They sound fine. Due to the rigidity of the carbon nanotube diaphragms, distortion is mitigated. This is necessary since the low-end is blatantly exaggerated. Crazybaby touts the Air 1S’ “hi-fi bass” reproduction, but it results in a gluttonous listening experience that leaves the listener feeling exhausted. If you aren’t experiencing this tremendous low-end reproduction, make sure you’re using the appropriately sized ear tips.
Regarding isolation, these perform well and attenuate a surprising amount of external noise. Sitting out at one of the busiest intersections of Georgia Tech’s campus was no match for the passive noise isolating powers of the Air 1S. With volume at just 40%, I was hardly able to hear the countless passing cars, including the Jeep Wrangler that repeatedly honked at a Kia Forte for taking its sweet, Georgia peach time parallel parking. That said, the revving of an exhausted semi-truck engine easily permeated the Air 1S barrier.
Lows and mids
Bass notes are definitely overemphasized with these truly wireless earbuds. If you buy headphones so your head rattles and your bones shake, you’ll probably enjoy the Air 1S sound. But if your musical taste guides you to the indie/folk aisle in your neighborhood record store, you may have to continue researching.
Found on Lorde’s freshmen album Pure Heroin, Ribs is a bass-heavy pop song that loses much of its vocal detail when heard through the Air 1S. Lorde’s lower register is easily masked by the constant kick drum and synthesized low frequencies. It’s strange though, because reproduction of mid-range frequencies are loud, and overemphasized in that sense, but the call and answer that occurs from 3:19 to 4:05 lacks clarity. This is especially apparent in the answer portion of Lorde’s vocals. It sounds as if someone stacked 10 pop filters in front of her mouth and said, “All right; have at it Ms. Yelich-O’Connor.”
Lacking the most clarity are the treble frequencies. This is a shame, since we consumers often conflate treble emphasis for increased clarity. Three Dots and a Dash by the Punch Brothers features an awesome fiddle solo, and at 1:42, Gabe Witcher’s playing enters higher notes as he picks up the tempo. Unfortunately, the detail of the fiddle’s harmonics are lost and masked by the supporting banjo.
Should you buy the Crazybaby Air 1s in 2020?
If you exercise frequently and feel that you must liberate yourself from wires, maybe, but know that there are options with better sound quality available to you. Even when the Crazybaby Air 1S was released, it struggled to hold its ground against few competitors. Now in 2020, there totally wireless market is becoming ever more saturated, and these earbuds aren’t a great investment.
Alternatives to Crazybaby

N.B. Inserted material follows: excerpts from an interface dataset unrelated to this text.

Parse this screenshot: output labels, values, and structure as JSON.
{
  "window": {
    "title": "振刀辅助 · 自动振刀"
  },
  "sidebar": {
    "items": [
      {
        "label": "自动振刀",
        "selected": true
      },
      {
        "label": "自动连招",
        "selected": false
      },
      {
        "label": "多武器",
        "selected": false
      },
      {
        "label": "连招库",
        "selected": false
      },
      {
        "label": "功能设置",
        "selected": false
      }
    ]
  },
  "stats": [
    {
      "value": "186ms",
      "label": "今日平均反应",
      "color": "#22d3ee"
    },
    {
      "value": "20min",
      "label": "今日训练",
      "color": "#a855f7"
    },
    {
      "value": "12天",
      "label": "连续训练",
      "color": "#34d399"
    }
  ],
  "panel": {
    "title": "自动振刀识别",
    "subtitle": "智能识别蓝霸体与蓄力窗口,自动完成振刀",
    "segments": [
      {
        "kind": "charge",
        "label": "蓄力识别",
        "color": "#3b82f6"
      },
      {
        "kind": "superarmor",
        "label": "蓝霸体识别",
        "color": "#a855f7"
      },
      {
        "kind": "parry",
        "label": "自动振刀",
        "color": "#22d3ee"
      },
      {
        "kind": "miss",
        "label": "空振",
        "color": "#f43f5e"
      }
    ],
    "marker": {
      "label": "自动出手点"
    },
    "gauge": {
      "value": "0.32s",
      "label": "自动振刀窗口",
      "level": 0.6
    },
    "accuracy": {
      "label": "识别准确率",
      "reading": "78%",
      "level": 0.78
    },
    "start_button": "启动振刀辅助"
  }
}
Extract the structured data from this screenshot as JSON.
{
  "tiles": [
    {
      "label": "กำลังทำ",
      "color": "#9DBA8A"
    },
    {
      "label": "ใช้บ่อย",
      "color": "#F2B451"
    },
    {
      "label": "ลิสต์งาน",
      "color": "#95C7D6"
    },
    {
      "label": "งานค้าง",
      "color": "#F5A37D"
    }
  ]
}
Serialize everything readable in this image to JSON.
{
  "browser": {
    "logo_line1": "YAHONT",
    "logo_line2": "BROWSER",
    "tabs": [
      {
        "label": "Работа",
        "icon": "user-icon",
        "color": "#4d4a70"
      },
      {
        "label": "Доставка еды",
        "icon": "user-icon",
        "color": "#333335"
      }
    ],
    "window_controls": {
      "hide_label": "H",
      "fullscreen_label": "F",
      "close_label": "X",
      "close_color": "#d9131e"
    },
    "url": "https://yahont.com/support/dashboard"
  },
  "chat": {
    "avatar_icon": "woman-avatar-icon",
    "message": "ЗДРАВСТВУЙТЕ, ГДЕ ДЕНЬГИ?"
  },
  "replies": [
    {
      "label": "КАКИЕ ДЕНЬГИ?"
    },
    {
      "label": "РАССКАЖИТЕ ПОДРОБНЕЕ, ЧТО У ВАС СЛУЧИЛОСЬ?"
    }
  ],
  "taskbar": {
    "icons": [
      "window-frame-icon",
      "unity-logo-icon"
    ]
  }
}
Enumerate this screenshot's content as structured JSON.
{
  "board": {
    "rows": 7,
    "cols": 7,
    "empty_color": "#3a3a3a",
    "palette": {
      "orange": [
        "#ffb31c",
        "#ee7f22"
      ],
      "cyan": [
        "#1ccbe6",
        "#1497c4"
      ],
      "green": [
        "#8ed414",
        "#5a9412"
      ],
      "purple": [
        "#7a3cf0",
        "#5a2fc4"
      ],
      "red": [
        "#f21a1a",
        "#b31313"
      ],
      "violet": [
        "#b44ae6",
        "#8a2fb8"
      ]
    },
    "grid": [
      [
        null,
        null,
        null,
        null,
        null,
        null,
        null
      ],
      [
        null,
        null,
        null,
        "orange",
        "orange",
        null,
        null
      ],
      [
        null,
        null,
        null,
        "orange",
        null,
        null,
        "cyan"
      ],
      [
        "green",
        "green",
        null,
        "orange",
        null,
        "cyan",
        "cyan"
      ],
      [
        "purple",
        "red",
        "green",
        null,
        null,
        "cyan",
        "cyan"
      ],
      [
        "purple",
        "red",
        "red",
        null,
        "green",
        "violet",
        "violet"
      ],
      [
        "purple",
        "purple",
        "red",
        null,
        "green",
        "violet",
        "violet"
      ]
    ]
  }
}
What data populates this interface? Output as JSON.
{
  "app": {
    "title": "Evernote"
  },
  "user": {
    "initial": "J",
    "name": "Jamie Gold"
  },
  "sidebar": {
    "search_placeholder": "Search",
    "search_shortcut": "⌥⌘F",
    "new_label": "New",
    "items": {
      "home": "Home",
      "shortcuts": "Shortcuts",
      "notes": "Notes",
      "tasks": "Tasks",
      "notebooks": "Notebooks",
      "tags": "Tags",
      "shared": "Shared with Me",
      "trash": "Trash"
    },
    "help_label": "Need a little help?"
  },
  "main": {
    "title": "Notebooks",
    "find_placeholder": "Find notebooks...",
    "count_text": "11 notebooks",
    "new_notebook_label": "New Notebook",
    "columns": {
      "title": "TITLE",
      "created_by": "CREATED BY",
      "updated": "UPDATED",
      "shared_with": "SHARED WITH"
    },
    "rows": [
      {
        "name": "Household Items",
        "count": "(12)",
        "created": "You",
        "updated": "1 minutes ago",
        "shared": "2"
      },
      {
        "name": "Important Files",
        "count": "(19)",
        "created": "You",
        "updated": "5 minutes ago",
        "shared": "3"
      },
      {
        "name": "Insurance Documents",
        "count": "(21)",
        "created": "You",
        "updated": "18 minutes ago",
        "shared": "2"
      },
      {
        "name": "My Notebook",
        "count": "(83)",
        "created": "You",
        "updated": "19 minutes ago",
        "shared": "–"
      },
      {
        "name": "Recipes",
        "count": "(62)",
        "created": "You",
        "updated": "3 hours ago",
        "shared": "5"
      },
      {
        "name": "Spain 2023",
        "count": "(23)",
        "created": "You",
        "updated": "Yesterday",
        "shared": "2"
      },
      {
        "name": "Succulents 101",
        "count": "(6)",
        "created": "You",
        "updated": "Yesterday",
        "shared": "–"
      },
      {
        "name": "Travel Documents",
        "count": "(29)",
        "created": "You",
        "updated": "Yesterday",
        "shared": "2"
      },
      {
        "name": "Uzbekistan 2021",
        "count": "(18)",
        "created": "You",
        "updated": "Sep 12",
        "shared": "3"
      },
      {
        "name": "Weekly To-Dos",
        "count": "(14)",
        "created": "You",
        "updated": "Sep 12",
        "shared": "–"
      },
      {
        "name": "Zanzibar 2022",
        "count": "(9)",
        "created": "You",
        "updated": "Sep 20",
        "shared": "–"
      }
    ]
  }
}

With the dramatic decrease in price from $169 to $49, these earbuds may be easier to justify for some. Even then, though, the Edifier TWS1 operates much more smoothly and integrates Qualcomm True Wireless Stereo Plus for a strong, reliable connection within the 10-meter range. If the Edifier earbuds are too pedestrian for your tastes, the Samsung Galaxy Buds Plus and Galaxy Buds may be more for you. Both headsets retail for less than the original cost of the Crazybaby earbuds while boasting better battery life and nifty features like wireless charging.